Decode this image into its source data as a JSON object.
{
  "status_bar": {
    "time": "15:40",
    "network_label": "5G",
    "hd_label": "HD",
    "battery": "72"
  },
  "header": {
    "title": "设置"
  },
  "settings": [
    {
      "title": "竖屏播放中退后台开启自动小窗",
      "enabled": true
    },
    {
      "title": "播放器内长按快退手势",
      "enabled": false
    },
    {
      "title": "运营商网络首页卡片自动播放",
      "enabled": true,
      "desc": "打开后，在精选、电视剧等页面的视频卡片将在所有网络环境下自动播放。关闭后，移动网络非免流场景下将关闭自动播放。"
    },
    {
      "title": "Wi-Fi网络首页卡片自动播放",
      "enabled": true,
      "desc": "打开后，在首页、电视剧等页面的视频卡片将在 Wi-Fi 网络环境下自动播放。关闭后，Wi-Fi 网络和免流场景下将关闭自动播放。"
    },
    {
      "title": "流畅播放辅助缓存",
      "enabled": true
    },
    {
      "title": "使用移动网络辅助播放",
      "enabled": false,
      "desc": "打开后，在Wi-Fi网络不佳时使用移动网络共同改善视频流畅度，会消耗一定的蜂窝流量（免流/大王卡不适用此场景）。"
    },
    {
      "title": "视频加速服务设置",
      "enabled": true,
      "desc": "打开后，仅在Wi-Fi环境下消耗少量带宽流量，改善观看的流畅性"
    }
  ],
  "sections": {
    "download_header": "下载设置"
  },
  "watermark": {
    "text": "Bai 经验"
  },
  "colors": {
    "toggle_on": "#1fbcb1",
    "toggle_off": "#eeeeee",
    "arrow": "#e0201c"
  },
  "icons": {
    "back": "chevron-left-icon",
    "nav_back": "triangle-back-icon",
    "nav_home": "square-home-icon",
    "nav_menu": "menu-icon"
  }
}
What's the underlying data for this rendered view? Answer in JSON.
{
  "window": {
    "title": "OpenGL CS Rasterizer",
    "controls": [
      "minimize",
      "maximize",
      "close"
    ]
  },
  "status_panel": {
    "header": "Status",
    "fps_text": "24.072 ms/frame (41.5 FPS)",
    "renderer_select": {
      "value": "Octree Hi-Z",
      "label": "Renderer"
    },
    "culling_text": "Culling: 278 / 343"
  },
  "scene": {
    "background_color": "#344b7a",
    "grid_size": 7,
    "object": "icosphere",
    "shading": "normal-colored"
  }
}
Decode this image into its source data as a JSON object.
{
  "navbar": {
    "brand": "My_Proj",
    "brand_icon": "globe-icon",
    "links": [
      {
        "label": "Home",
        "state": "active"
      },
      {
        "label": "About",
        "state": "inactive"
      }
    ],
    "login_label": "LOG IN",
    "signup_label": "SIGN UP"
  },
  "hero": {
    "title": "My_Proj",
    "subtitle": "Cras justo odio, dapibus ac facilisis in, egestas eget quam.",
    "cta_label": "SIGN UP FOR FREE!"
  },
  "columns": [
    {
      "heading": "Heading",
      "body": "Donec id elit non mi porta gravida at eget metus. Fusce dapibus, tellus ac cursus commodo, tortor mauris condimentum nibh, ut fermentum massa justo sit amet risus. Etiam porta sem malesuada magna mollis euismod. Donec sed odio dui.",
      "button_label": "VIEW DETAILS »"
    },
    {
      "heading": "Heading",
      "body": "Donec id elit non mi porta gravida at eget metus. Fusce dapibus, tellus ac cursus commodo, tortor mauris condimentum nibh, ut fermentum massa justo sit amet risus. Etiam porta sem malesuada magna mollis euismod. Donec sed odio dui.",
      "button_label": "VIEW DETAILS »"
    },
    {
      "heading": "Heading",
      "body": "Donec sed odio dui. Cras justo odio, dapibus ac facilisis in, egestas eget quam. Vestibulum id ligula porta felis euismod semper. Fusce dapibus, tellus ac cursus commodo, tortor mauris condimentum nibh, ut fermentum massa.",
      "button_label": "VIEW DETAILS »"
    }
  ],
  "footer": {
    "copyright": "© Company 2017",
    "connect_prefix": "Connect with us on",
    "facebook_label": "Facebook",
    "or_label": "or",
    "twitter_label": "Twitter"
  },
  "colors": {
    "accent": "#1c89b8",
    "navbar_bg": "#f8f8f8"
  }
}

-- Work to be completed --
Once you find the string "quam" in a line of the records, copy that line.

-- Written solution --
    "subtitle": "Cras justo odio, dapibus ac facilisis in, egestas eget quam.",
      "body": "Donec sed odio dui. Cras justo odio, dapibus ac facilisis in, egestas eget quam. Vestibulum id ligula porta felis euismod semper. Fusce dapibus, tellus ac cursus commodo, tortor mauris condimentum nibh, ut fermentum massa.",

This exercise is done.